§ **Work item**:
Records follow. Copy every line with "What".

Content starts

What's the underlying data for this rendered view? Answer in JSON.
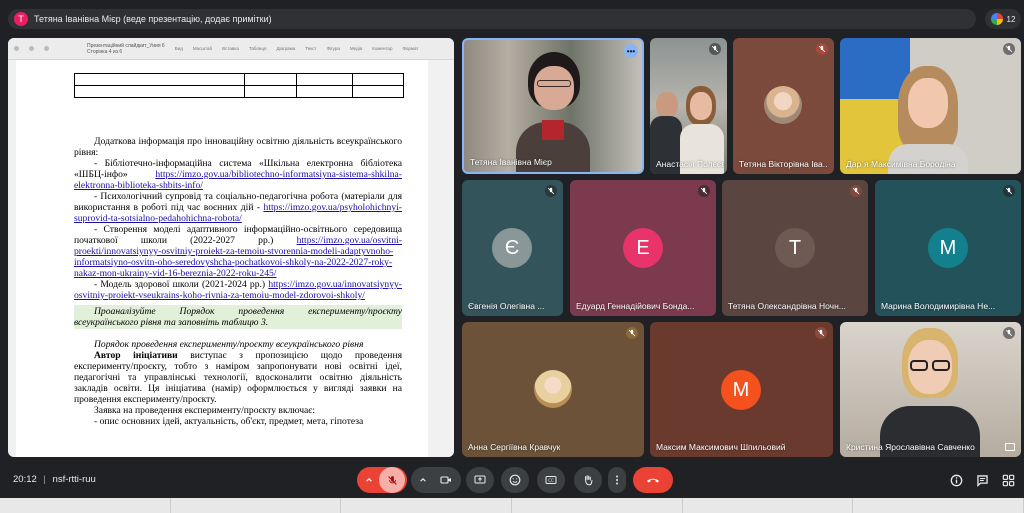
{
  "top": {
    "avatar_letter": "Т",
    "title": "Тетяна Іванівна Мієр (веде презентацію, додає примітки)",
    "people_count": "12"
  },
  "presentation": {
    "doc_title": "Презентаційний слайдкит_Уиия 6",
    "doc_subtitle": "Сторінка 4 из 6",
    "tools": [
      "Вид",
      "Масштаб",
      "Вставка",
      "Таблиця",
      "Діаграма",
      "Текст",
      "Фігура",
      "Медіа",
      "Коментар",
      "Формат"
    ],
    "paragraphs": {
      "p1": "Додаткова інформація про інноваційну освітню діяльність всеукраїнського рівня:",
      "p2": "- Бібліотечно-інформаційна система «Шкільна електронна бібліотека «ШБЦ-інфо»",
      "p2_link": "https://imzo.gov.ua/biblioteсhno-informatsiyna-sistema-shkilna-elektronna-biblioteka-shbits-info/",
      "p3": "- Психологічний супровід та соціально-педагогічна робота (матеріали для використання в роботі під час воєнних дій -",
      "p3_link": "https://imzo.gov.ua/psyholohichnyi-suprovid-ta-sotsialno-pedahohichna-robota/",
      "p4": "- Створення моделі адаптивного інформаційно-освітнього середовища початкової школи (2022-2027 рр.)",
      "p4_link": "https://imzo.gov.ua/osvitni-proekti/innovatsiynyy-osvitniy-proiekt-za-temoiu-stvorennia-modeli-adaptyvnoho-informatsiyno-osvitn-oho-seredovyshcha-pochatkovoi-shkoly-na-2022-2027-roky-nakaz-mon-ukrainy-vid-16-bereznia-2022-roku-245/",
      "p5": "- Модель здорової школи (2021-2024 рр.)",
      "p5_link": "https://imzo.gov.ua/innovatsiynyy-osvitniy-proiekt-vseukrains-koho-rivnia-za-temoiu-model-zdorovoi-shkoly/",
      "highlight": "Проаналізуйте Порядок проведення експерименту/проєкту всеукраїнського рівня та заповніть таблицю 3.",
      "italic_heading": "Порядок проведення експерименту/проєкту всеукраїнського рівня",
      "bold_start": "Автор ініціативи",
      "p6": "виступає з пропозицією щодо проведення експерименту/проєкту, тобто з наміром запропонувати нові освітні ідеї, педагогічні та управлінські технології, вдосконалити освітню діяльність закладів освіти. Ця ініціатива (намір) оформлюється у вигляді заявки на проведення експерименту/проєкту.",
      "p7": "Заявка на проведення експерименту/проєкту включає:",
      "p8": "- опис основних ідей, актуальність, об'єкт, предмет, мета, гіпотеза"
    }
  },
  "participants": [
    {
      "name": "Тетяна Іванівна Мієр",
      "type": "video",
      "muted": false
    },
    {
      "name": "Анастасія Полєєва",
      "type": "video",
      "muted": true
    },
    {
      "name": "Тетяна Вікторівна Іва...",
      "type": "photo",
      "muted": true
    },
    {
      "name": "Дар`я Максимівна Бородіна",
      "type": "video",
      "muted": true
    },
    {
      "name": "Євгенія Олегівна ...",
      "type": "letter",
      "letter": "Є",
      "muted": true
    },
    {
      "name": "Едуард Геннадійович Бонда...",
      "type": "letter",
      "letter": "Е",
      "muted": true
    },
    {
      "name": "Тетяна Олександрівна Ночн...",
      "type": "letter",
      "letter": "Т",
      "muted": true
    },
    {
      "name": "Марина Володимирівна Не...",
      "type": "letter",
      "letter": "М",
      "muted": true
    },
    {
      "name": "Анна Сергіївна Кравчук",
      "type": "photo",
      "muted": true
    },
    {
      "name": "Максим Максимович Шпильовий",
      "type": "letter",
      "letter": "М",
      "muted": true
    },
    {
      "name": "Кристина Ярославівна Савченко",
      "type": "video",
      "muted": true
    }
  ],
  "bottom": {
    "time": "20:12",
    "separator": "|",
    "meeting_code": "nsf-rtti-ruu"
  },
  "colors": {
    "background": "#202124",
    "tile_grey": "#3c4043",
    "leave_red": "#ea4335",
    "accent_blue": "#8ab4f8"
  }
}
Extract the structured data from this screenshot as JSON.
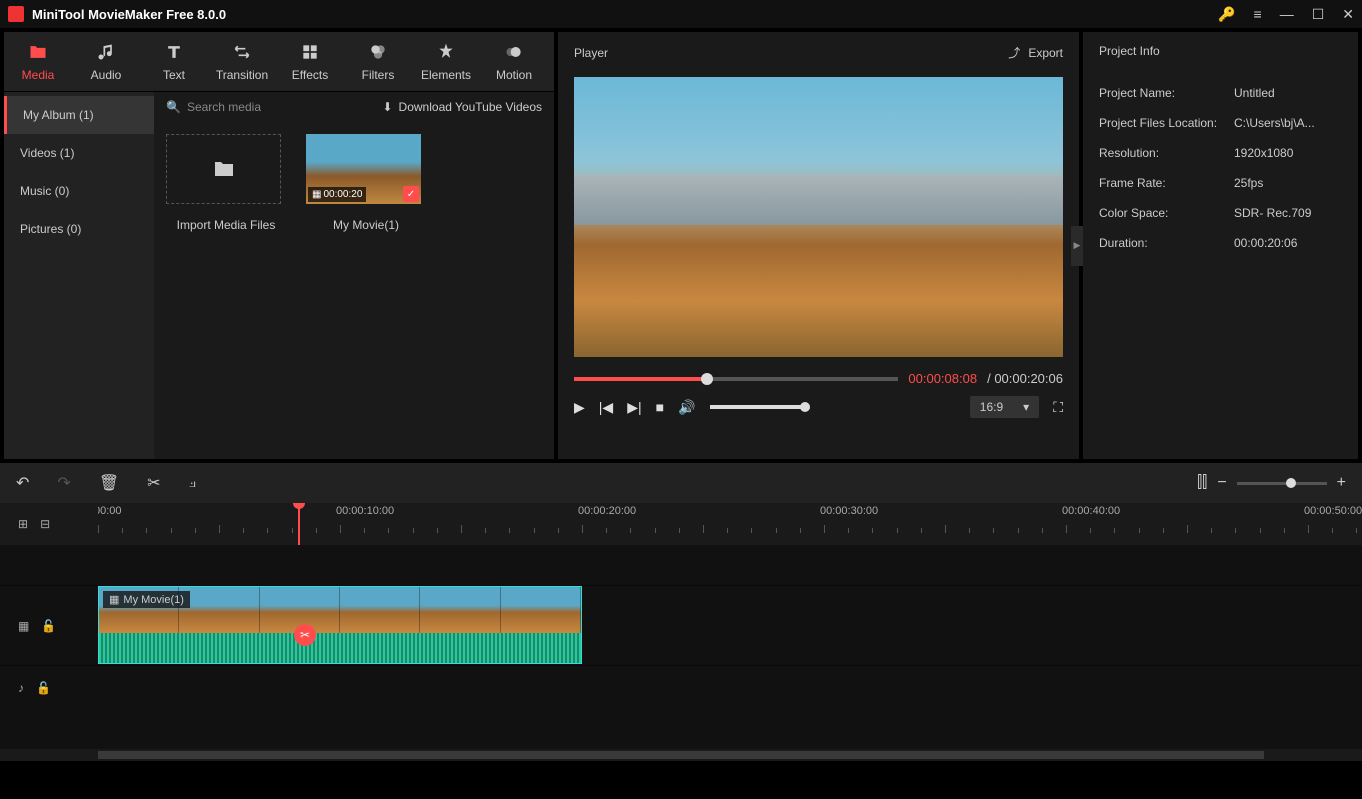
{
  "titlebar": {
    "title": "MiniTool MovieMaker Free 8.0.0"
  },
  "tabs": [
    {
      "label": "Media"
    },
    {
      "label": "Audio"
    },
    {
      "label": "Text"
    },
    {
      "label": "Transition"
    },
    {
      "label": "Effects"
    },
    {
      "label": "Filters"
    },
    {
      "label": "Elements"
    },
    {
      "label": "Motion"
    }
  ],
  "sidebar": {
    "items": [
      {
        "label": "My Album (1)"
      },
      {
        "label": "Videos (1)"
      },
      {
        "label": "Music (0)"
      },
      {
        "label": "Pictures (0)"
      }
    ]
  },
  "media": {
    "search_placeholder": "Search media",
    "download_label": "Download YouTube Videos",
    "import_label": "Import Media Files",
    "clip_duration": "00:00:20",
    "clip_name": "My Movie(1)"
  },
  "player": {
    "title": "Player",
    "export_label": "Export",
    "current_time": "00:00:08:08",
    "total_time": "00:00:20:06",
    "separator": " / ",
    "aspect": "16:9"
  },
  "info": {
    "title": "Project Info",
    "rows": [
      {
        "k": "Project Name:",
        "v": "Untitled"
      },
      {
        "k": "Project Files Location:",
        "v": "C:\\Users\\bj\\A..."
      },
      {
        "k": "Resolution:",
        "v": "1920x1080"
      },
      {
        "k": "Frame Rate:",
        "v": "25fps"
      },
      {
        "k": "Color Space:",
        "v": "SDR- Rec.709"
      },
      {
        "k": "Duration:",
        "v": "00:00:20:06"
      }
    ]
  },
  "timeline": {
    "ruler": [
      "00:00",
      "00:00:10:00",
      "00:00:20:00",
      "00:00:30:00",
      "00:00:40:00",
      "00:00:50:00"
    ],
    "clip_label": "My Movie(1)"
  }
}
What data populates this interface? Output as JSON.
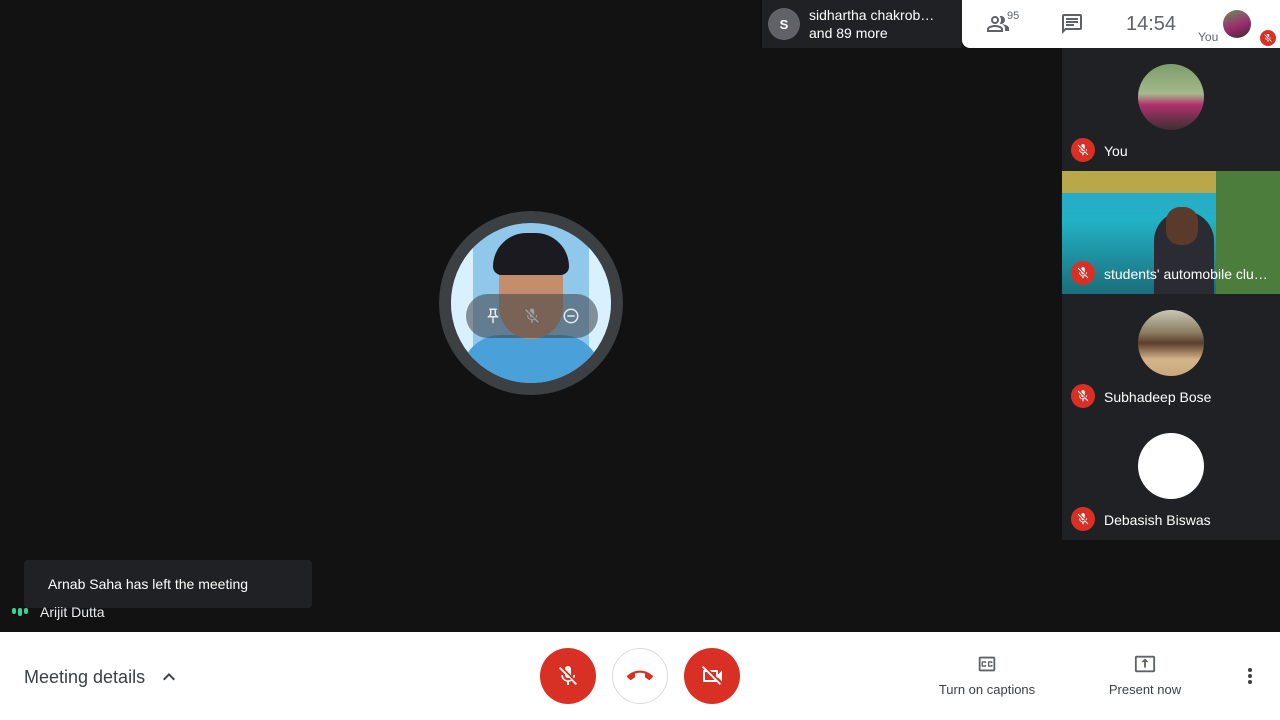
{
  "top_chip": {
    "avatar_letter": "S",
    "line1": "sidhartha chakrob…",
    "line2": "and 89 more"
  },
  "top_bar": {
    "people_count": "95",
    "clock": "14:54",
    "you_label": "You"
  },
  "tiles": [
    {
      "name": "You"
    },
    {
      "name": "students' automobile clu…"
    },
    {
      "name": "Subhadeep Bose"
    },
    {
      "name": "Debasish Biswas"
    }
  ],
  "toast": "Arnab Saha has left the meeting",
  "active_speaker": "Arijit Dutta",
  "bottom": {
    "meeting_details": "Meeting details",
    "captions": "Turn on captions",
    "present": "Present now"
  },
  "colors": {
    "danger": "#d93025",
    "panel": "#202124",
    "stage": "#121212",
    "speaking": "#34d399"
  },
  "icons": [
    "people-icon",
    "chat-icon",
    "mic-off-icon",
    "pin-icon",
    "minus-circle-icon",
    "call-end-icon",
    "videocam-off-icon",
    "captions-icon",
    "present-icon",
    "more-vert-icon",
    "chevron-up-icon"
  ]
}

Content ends

§ **Final answer**:
What's the underlying data for this rendered view? Answer in JSON.
What data populates this interface? Output as JSON.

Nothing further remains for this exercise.